[To do]
Repeat the entries below exactly. Drop the pictures.
Material for the task START
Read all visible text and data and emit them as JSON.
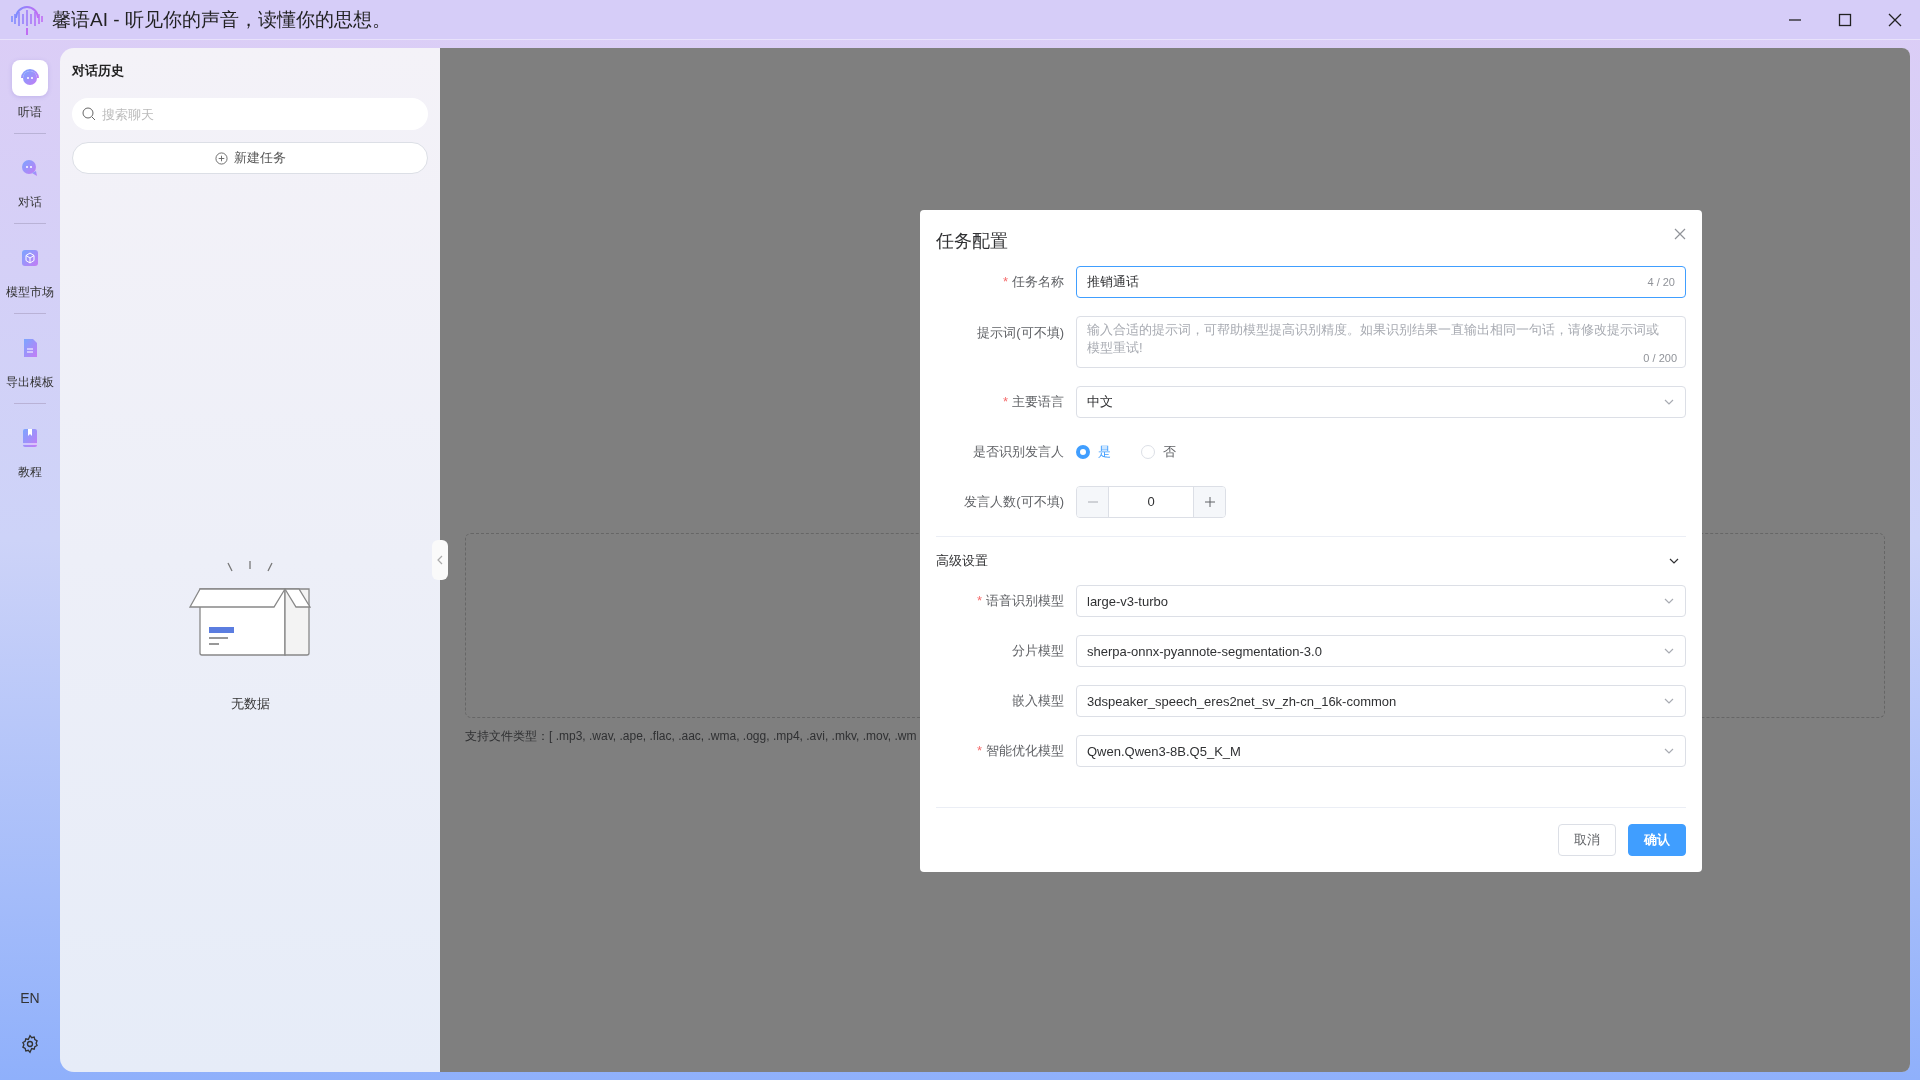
{
  "window": {
    "title": "馨语AI - 听见你的声音，读懂你的思想。"
  },
  "nav": {
    "items": [
      {
        "label": "听语",
        "selected": true
      },
      {
        "label": "对话",
        "selected": false
      },
      {
        "label": "模型市场",
        "selected": false
      },
      {
        "label": "导出模板",
        "selected": false
      },
      {
        "label": "教程",
        "selected": false
      }
    ],
    "language": "EN"
  },
  "history": {
    "title": "对话历史",
    "search": {
      "placeholder": "搜索聊天"
    },
    "new_button": "新建任务",
    "empty_text": "无数据"
  },
  "main": {
    "file_types": "支持文件类型：[ .mp3, .wav, .ape, .flac, .aac, .wma, .ogg, .mp4, .avi, .mkv, .mov, .wm"
  },
  "dialog": {
    "title": "任务配置",
    "fields": [
      {
        "kind": "text",
        "label": "任务名称",
        "marker": "*",
        "value": "推销通话",
        "counter": "4 / 20"
      },
      {
        "kind": "textarea",
        "label": "提示词(可不填)",
        "placeholder": "输入合适的提示词，可帮助模型提高识别精度。如果识别结果一直输出相同一句话，请修改提示词或模型重试!",
        "counter": "0 / 200"
      },
      {
        "kind": "select",
        "label": "主要语言",
        "marker": "*",
        "value": "中文"
      },
      {
        "kind": "radio",
        "label": "是否识别发言人",
        "options": [
          {
            "label": "是",
            "selected": true
          },
          {
            "label": "否",
            "selected": false
          }
        ]
      },
      {
        "kind": "number",
        "label": "发言人数(可不填)",
        "value": "0"
      }
    ],
    "advanced": {
      "title": "高级设置",
      "expanded": true,
      "fields": [
        {
          "kind": "select",
          "label": "语音识别模型",
          "marker": "*",
          "value": "large-v3-turbo"
        },
        {
          "kind": "select",
          "label": "分片模型",
          "value": "sherpa-onnx-pyannote-segmentation-3.0"
        },
        {
          "kind": "select",
          "label": "嵌入模型",
          "value": "3dspeaker_speech_eres2net_sv_zh-cn_16k-common"
        },
        {
          "kind": "select",
          "label": "智能优化模型",
          "marker": "*",
          "value": "Qwen.Qwen3-8B.Q5_K_M"
        }
      ]
    },
    "buttons": [
      {
        "label": "取消",
        "kind": "default"
      },
      {
        "label": "确认",
        "kind": "primary"
      }
    ]
  }
}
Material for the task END
[Expected answer]
Read all visible text and data and emit them as JSON.
{
  "window": {
    "title": "馨语AI - 听见你的声音，读懂你的思想。"
  },
  "nav": {
    "items": [
      {
        "label": "听语",
        "selected": true
      },
      {
        "label": "对话",
        "selected": false
      },
      {
        "label": "模型市场",
        "selected": false
      },
      {
        "label": "导出模板",
        "selected": false
      },
      {
        "label": "教程",
        "selected": false
      }
    ],
    "language": "EN"
  },
  "history": {
    "title": "对话历史",
    "search": {
      "placeholder": "搜索聊天"
    },
    "new_button": "新建任务",
    "empty_text": "无数据"
  },
  "main": {
    "file_types": "支持文件类型：[ .mp3, .wav, .ape, .flac, .aac, .wma, .ogg, .mp4, .avi, .mkv, .mov, .wm"
  },
  "dialog": {
    "title": "任务配置",
    "fields": [
      {
        "kind": "text",
        "label": "任务名称",
        "marker": "*",
        "value": "推销通话",
        "counter": "4 / 20"
      },
      {
        "kind": "textarea",
        "label": "提示词(可不填)",
        "placeholder": "输入合适的提示词，可帮助模型提高识别精度。如果识别结果一直输出相同一句话，请修改提示词或模型重试!",
        "counter": "0 / 200"
      },
      {
        "kind": "select",
        "label": "主要语言",
        "marker": "*",
        "value": "中文"
      },
      {
        "kind": "radio",
        "label": "是否识别发言人",
        "options": [
          {
            "label": "是",
            "selected": true
          },
          {
            "label": "否",
            "selected": false
          }
        ]
      },
      {
        "kind": "number",
        "label": "发言人数(可不填)",
        "value": "0"
      }
    ],
    "advanced": {
      "title": "高级设置",
      "expanded": true,
      "fields": [
        {
          "kind": "select",
          "label": "语音识别模型",
          "marker": "*",
          "value": "large-v3-turbo"
        },
        {
          "kind": "select",
          "label": "分片模型",
          "value": "sherpa-onnx-pyannote-segmentation-3.0"
        },
        {
          "kind": "select",
          "label": "嵌入模型",
          "value": "3dspeaker_speech_eres2net_sv_zh-cn_16k-common"
        },
        {
          "kind": "select",
          "label": "智能优化模型",
          "marker": "*",
          "value": "Qwen.Qwen3-8B.Q5_K_M"
        }
      ]
    },
    "buttons": [
      {
        "label": "取消",
        "kind": "default"
      },
      {
        "label": "确认",
        "kind": "primary"
      }
    ]
  }
}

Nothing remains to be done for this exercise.